** Your assignment **
From the entries that follow, list every line in which the string "JSON" appears.

** Source records **
┏━━
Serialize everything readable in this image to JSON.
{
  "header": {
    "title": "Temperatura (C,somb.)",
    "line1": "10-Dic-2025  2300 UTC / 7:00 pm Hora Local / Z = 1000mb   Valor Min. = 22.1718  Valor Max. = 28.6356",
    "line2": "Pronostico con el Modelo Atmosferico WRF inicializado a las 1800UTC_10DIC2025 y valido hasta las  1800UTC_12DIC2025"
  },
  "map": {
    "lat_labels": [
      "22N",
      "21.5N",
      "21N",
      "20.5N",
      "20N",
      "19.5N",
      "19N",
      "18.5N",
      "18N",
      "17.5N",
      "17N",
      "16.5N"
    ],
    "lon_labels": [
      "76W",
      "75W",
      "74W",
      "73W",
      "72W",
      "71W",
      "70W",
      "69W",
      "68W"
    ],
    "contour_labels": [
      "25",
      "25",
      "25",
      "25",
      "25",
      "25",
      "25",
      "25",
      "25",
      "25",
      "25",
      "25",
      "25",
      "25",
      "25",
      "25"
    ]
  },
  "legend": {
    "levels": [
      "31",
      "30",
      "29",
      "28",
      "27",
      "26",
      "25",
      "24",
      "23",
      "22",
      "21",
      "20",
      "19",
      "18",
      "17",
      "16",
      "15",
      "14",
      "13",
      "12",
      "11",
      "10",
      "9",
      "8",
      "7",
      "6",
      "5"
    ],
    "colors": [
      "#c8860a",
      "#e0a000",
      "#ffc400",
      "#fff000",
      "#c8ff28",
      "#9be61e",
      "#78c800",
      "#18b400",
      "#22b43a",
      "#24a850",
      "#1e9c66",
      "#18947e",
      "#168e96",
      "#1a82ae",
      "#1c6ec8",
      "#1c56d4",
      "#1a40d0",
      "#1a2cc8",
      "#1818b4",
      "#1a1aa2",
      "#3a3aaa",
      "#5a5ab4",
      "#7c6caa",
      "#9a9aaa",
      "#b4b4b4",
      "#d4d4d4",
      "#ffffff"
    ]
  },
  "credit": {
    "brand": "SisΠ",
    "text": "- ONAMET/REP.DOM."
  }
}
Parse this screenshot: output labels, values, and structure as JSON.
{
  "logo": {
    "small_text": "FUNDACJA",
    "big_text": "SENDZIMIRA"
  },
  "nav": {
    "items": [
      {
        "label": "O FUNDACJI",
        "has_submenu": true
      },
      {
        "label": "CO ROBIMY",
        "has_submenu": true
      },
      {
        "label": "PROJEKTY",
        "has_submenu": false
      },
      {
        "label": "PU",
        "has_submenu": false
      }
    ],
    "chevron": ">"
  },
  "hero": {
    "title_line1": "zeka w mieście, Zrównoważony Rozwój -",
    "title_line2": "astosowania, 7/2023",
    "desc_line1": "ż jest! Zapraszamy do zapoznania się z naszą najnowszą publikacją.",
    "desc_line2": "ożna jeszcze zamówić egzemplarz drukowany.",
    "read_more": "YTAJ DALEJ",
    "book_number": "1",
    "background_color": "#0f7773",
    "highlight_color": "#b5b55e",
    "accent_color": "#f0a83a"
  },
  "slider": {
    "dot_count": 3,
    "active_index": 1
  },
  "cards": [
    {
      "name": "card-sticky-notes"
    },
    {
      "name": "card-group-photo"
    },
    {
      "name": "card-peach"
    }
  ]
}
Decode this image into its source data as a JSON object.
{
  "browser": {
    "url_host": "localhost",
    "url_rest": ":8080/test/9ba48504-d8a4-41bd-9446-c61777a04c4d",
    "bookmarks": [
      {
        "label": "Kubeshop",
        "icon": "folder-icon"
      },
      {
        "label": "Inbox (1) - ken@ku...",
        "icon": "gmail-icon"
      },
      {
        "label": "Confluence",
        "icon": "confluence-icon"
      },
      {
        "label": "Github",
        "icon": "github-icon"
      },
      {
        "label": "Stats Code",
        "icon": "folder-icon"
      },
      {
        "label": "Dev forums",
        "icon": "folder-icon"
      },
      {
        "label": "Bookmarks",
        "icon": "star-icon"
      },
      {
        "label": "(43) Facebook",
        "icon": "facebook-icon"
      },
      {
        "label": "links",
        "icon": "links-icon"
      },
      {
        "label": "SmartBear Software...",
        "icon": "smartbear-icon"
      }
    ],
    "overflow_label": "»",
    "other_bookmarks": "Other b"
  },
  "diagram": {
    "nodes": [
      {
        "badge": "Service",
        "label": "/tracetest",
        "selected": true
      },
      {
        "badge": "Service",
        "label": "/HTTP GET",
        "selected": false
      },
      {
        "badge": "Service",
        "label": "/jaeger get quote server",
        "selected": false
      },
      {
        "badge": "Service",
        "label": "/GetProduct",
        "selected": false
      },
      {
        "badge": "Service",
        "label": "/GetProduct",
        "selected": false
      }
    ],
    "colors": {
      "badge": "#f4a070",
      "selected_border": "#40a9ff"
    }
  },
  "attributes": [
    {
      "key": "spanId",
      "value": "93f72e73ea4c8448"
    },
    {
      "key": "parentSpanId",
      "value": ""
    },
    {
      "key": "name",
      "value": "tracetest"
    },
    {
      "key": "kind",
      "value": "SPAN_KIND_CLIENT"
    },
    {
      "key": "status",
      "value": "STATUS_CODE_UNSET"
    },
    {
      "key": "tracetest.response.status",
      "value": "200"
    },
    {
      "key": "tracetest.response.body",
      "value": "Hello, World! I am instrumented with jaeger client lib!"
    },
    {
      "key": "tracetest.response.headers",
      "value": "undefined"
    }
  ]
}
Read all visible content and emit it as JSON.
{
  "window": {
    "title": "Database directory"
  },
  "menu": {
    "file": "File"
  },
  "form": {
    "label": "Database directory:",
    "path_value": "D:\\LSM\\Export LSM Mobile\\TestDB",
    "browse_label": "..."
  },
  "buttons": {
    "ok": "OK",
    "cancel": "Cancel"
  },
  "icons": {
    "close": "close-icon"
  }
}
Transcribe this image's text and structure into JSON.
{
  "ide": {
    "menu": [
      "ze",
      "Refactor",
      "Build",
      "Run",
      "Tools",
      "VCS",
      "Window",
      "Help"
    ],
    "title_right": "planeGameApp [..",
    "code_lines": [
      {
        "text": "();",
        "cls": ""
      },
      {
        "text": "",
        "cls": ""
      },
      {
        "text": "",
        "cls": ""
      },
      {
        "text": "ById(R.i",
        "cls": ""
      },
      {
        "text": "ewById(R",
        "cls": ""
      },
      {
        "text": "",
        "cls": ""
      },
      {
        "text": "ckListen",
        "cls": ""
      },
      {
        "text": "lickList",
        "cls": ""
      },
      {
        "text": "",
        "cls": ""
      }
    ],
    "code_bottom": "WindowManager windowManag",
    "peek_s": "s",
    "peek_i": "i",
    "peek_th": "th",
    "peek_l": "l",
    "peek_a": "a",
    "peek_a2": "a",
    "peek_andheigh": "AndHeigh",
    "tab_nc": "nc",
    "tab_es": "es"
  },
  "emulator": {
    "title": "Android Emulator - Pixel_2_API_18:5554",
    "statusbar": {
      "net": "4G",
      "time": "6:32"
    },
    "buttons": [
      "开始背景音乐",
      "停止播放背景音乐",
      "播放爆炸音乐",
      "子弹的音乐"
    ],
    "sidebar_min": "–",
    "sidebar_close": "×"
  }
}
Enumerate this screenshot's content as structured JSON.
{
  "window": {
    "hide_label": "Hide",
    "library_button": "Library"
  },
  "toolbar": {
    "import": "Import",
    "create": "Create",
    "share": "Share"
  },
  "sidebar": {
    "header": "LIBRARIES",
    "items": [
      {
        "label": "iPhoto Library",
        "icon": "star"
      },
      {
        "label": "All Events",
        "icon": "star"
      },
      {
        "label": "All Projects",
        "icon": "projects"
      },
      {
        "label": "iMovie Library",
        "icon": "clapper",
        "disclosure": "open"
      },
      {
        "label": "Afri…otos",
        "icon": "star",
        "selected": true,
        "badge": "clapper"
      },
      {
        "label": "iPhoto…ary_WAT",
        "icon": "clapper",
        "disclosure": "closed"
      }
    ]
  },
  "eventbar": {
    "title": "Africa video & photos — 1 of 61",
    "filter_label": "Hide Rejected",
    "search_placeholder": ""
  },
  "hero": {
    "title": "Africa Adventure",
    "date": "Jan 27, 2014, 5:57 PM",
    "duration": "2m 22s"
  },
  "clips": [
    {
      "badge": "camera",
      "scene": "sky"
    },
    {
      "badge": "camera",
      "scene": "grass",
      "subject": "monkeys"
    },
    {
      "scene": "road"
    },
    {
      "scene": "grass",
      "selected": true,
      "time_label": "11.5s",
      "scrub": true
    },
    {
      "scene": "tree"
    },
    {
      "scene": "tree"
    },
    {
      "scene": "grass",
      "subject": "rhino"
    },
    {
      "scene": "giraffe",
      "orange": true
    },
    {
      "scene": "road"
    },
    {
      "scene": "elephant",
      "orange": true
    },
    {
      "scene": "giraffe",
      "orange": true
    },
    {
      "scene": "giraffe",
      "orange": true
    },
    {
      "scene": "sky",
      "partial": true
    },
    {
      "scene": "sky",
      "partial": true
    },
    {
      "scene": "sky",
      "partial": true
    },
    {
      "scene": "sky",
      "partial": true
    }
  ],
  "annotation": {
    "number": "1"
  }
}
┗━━
** Solution to this exercise **
Serialize everything readable in this image to JSON.
Parse this screenshot: output labels, values, and structure as JSON.
Decode this image into its source data as a JSON object.
Read all visible content and emit it as JSON.
Transcribe this image's text and structure into JSON.
Enumerate this screenshot's content as structured JSON.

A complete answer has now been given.